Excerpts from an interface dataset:
▶

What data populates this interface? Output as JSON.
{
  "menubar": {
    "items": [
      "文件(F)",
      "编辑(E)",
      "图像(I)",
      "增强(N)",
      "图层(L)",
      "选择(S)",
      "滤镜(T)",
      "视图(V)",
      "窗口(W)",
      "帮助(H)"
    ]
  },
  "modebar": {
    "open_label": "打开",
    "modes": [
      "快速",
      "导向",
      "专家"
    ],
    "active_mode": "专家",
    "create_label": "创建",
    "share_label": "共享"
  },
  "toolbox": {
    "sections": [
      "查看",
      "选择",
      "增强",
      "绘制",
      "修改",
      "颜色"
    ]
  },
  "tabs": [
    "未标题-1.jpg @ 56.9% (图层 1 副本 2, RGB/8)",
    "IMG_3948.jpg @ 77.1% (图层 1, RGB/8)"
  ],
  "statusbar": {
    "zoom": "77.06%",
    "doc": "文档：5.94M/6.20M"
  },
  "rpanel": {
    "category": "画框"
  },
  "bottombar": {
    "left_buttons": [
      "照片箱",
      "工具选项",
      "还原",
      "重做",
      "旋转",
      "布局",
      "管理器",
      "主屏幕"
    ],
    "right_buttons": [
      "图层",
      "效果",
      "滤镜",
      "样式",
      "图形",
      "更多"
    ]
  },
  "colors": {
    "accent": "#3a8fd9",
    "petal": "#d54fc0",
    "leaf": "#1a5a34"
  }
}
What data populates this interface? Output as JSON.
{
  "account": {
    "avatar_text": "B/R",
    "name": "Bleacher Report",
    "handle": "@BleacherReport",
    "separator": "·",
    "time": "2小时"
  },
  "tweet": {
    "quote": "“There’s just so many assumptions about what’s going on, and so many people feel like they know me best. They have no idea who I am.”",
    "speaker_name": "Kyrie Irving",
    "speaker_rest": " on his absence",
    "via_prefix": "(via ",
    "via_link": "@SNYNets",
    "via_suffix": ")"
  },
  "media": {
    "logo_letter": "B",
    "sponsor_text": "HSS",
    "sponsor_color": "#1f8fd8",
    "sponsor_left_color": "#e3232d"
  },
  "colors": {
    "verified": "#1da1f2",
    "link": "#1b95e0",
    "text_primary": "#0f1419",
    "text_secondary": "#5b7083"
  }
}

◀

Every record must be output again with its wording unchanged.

→ **Reply to the exercise**
What data populates this interface? Output as JSON.
{
  "menubar": {
    "items": [
      "文件(F)",
      "编辑(E)",
      "图像(I)",
      "增强(N)",
      "图层(L)",
      "选择(S)",
      "滤镜(T)",
      "视图(V)",
      "窗口(W)",
      "帮助(H)"
    ]
  },
  "modebar": {
    "open_label": "打开",
    "modes": [
      "快速",
      "导向",
      "专家"
    ],
    "active_mode": "专家",
    "create_label": "创建",
    "share_label": "共享"
  },
  "toolbox": {
    "sections": [
      "查看",
      "选择",
      "增强",
      "绘制",
      "修改",
      "颜色"
    ]
  },
  "tabs": [
    "未标题-1.jpg @ 56.9% (图层 1 副本 2, RGB/8)",
    "IMG_3948.jpg @ 77.1% (图层 1, RGB/8)"
  ],
  "statusbar": {
    "zoom": "77.06%",
    "doc": "文档：5.94M/6.20M"
  },
  "rpanel": {
    "category": "画框"
  },
  "bottombar": {
    "left_buttons": [
      "照片箱",
      "工具选项",
      "还原",
      "重做",
      "旋转",
      "布局",
      "管理器",
      "主屏幕"
    ],
    "right_buttons": [
      "图层",
      "效果",
      "滤镜",
      "样式",
      "图形",
      "更多"
    ]
  },
  "colors": {
    "accent": "#3a8fd9",
    "petal": "#d54fc0",
    "leaf": "#1a5a34"
  }
}
What data populates this interface? Output as JSON.
{
  "account": {
    "avatar_text": "B/R",
    "name": "Bleacher Report",
    "handle": "@BleacherReport",
    "separator": "·",
    "time": "2小时"
  },
  "tweet": {
    "quote": "“There’s just so many assumptions about what’s going on, and so many people feel like they know me best. They have no idea who I am.”",
    "speaker_name": "Kyrie Irving",
    "speaker_rest": " on his absence",
    "via_prefix": "(via ",
    "via_link": "@SNYNets",
    "via_suffix": ")"
  },
  "media": {
    "logo_letter": "B",
    "sponsor_text": "HSS",
    "sponsor_color": "#1f8fd8",
    "sponsor_left_color": "#e3232d"
  },
  "colors": {
    "verified": "#1da1f2",
    "link": "#1b95e0",
    "text_primary": "#0f1419",
    "text_secondary": "#5b7083"
  }
}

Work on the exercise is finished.